A new trend in false advertising lawsuits targets specific characterizing flavor claims on the labels of foods and beverages. For example, Frito-Lay was recently sued in California federal court alleging the company’s “Tostito’s Hint of Lime” tortilla chips falsely implies that natural lime is a primary flavoring ingredient and that consumers were misled by various misrepresentations of lime on the product packaging.
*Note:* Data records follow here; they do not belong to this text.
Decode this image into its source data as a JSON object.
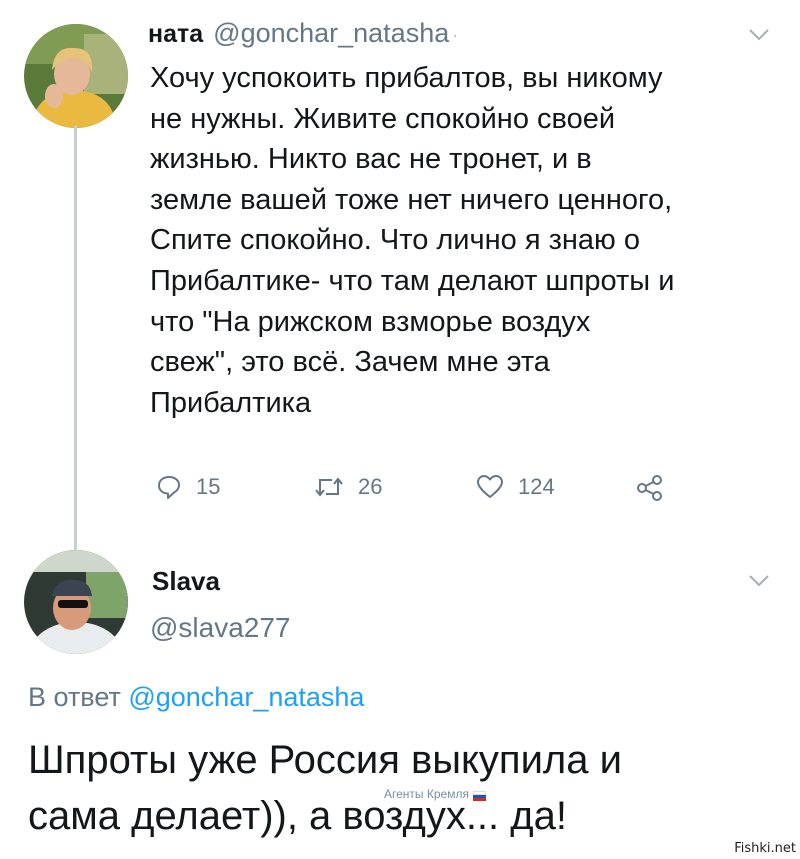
{
  "tweet1": {
    "display_name": "ната",
    "handle": "@gonchar_natasha",
    "separator": "·",
    "lines": [
      "Хочу успокоить прибалтов, вы никому",
      "не нужны. Живите спокойно своей",
      "жизнью. Никто вас не тронет, и в",
      "земле вашей тоже нет ничего ценного,",
      "Спите спокойно. Что лично я знаю о",
      "Прибалтике- что там делают шпроты и",
      "что \"На рижском взморье воздух",
      "свеж\", это всё. Зачем мне эта",
      "Прибалтика"
    ],
    "replies_count": "15",
    "retweets_count": "26",
    "likes_count": "124"
  },
  "tweet2": {
    "display_name": "Slava",
    "handle": "@slava277",
    "reply_prefix": "В ответ",
    "reply_handle": "@gonchar_natasha",
    "lines": [
      "Шпроты уже Россия выкупила и",
      "сама делает)), а воздух... да!"
    ]
  },
  "watermark": "Агенты Кремля",
  "site_mark": "Fishki.net",
  "colors": {
    "text": "#14171a",
    "secondary": "#657786",
    "link": "#1da1f2",
    "thread_line": "#c4cfd6"
  },
  "icons": {
    "reply": "reply-icon",
    "retweet": "retweet-icon",
    "like": "heart-icon",
    "share": "share-icon",
    "menu": "chevron-down-icon"
  }
}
Kellogg, Hershey, and Bimbo Bakeries were all sued because the “fudge” in their respective products allegedly are produced with vegetable oil substitutes instead of butter and milk, which the complaint alleges is known to consumers as the traditional way of making fudge.
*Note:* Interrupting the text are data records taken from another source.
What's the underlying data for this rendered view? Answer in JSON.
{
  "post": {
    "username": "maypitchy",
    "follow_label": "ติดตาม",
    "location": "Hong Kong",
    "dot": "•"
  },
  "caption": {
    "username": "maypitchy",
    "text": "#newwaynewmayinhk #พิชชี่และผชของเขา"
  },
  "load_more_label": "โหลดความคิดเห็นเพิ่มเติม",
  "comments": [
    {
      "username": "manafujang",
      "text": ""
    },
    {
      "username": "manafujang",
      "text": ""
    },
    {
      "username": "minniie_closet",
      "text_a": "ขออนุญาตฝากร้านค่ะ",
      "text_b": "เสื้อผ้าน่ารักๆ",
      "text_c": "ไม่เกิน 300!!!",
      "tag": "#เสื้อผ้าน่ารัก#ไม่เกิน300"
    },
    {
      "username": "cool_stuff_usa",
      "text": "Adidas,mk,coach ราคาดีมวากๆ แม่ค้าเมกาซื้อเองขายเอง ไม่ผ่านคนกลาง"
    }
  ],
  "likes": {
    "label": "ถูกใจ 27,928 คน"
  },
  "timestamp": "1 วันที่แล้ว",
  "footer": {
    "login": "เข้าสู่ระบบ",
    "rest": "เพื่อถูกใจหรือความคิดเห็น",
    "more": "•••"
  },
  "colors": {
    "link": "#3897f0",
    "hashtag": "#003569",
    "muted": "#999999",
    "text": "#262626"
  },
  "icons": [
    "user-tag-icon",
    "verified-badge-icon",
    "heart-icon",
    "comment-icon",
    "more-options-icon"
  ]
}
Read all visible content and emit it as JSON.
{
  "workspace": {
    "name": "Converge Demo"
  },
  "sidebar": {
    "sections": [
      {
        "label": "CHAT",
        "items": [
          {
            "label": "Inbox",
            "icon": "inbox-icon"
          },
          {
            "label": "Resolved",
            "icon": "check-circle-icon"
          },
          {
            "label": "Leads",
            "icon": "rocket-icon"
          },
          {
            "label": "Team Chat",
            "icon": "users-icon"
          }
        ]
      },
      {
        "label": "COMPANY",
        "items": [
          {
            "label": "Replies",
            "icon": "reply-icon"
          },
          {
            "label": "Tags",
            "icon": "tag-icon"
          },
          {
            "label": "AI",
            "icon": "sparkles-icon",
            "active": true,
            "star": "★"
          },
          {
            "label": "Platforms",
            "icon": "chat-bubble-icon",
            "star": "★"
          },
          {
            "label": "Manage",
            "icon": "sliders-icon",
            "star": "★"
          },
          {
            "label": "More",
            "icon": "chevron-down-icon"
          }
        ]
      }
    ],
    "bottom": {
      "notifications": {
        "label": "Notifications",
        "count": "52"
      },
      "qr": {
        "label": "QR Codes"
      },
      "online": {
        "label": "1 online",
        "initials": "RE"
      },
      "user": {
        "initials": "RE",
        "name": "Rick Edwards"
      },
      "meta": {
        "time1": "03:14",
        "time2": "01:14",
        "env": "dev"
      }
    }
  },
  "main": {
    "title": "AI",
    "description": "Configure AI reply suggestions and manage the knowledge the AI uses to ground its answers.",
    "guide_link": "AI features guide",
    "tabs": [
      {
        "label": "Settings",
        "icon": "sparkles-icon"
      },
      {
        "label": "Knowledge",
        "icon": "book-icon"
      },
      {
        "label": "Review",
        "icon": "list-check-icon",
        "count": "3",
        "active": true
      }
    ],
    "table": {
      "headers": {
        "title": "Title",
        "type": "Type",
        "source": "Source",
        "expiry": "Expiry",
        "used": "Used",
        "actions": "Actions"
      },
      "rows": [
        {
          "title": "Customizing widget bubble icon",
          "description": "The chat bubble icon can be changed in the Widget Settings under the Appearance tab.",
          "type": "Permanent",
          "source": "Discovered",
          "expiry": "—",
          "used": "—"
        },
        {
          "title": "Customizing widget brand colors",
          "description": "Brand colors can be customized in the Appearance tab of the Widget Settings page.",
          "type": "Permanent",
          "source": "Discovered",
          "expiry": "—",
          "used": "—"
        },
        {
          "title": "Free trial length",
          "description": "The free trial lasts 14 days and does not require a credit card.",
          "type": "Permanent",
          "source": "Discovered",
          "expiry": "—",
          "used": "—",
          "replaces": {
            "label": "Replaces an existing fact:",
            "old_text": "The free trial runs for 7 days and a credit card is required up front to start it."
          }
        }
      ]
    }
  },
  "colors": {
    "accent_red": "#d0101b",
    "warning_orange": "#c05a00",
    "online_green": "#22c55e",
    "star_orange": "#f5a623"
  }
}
Typically, in these false or misleading flavoring ingredient lawsuits, a plaintiff attempts to represent a class of consumers and alleges they were charged a premium price for the products because of the specific ingredient, based on the misleading representation. The plaintiff generally must also allege that they would not have purchased the product in the first place if they had known that the specific ingredient was missing.